> EXERCISE BRIEF: Of the lines below, report only those that contain "Python".

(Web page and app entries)
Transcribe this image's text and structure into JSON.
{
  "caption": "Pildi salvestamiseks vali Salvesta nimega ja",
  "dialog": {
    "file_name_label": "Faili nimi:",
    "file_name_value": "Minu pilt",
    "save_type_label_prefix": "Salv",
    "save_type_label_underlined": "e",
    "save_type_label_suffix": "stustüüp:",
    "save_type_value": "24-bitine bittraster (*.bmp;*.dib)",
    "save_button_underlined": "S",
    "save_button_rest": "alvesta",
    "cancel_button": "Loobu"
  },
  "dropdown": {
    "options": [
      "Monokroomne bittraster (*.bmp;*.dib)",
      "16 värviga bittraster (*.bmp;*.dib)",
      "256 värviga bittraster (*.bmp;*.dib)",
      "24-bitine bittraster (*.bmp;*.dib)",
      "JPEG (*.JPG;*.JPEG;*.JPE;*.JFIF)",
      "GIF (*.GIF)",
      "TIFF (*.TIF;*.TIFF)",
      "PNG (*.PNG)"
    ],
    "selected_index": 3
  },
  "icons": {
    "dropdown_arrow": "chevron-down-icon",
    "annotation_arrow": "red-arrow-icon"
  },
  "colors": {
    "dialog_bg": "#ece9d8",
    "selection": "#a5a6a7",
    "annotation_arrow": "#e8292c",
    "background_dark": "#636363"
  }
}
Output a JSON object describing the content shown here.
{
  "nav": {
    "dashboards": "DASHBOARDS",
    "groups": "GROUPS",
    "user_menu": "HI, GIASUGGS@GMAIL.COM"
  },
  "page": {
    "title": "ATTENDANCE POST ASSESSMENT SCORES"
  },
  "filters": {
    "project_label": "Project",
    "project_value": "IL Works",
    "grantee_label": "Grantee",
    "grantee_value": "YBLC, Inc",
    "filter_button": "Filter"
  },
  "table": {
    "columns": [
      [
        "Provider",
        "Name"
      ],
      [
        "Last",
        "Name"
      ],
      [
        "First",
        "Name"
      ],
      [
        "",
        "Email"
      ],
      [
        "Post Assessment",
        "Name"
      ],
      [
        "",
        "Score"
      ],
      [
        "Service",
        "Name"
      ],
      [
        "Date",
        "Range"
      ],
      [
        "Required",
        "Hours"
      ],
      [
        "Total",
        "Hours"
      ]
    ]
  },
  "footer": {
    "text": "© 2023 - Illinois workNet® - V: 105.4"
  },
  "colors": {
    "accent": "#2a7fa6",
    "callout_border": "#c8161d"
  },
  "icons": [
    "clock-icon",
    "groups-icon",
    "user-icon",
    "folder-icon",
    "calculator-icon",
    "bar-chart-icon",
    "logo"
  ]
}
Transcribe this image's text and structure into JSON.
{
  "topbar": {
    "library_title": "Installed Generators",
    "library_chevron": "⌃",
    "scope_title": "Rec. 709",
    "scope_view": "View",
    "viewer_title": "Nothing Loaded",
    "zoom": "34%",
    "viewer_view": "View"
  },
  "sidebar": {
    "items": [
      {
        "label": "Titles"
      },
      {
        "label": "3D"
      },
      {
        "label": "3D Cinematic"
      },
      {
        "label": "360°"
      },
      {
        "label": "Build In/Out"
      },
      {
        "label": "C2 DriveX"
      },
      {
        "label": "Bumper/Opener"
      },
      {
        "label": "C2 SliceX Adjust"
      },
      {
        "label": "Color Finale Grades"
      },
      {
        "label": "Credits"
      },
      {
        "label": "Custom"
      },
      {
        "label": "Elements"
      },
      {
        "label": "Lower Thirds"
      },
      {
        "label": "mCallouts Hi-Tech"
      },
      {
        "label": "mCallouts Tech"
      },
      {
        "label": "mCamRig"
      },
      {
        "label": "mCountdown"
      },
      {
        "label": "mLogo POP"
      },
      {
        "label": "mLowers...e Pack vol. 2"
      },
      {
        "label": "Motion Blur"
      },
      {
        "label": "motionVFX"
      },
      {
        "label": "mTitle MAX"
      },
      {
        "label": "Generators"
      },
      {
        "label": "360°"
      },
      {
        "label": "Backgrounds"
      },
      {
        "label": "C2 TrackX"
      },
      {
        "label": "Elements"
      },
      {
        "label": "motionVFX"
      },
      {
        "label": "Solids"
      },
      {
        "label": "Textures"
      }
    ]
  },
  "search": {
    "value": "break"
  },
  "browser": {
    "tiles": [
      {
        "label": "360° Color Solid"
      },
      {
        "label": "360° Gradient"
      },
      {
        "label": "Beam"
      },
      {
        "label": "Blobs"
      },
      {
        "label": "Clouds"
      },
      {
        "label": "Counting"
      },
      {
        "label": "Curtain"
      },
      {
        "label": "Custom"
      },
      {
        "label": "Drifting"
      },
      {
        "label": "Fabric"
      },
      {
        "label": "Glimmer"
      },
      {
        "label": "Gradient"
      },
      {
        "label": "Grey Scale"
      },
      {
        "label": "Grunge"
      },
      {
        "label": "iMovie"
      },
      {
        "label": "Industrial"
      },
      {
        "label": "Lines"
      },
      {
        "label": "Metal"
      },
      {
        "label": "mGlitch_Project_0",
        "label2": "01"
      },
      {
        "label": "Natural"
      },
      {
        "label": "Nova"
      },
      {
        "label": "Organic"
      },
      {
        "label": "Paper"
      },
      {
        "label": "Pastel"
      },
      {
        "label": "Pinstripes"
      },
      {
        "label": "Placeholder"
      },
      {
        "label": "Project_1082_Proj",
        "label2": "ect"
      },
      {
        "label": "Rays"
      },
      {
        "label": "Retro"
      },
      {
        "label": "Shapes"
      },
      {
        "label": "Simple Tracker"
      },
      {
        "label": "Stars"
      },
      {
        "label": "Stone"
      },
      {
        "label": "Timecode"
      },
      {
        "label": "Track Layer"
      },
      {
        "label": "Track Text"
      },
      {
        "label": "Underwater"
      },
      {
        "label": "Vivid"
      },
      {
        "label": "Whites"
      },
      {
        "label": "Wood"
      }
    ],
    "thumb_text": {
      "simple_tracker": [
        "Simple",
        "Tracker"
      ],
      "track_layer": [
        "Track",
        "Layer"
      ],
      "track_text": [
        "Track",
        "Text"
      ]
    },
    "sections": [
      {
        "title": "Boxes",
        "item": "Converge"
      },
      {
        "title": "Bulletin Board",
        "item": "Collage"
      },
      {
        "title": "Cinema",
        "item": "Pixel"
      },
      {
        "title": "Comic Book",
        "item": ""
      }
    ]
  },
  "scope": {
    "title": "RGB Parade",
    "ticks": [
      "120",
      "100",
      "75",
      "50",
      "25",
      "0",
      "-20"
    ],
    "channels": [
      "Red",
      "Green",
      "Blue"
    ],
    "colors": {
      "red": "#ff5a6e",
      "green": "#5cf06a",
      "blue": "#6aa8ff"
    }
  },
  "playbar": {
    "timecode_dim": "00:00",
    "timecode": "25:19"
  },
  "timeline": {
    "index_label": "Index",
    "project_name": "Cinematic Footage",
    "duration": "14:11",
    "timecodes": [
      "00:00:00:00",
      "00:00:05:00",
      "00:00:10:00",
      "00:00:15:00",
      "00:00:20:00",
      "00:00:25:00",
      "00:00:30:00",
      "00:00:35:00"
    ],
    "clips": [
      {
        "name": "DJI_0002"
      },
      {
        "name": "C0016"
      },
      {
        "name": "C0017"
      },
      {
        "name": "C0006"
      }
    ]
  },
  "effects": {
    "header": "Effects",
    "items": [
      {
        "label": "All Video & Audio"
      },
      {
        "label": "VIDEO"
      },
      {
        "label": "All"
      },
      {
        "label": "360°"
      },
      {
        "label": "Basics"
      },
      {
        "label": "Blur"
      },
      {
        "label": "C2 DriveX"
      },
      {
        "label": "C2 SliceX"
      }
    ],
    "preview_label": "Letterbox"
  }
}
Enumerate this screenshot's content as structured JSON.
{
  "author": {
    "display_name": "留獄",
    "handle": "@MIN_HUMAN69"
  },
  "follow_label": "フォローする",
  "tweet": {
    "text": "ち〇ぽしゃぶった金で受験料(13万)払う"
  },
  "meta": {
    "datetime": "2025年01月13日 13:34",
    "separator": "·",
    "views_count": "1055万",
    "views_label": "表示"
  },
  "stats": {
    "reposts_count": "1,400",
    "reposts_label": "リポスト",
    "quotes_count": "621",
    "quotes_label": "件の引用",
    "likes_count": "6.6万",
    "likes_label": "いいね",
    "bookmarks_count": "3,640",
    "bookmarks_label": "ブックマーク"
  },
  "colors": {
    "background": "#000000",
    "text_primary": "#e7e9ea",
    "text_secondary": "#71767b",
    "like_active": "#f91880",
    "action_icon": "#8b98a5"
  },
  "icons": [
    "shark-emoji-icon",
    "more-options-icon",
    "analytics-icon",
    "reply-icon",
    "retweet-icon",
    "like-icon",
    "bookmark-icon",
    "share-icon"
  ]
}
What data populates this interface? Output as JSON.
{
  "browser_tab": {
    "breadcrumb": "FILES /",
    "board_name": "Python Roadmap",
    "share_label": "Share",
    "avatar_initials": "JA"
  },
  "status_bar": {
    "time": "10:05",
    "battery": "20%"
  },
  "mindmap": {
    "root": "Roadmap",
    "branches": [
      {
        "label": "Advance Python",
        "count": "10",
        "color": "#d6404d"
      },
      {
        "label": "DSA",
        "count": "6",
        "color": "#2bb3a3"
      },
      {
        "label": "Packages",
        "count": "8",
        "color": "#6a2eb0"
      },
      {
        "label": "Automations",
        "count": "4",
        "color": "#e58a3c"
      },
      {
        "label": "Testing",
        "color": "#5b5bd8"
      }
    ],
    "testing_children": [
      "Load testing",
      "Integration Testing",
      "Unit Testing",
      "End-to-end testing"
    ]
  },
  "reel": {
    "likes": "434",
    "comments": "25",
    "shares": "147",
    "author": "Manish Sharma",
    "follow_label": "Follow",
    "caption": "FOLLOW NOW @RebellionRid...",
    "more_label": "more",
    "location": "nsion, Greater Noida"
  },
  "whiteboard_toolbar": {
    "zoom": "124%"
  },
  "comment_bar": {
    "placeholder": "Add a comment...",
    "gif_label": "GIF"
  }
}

> TASK SOLUTION:
    "board_name": "Python Roadmap",
        "label": "Advance Python",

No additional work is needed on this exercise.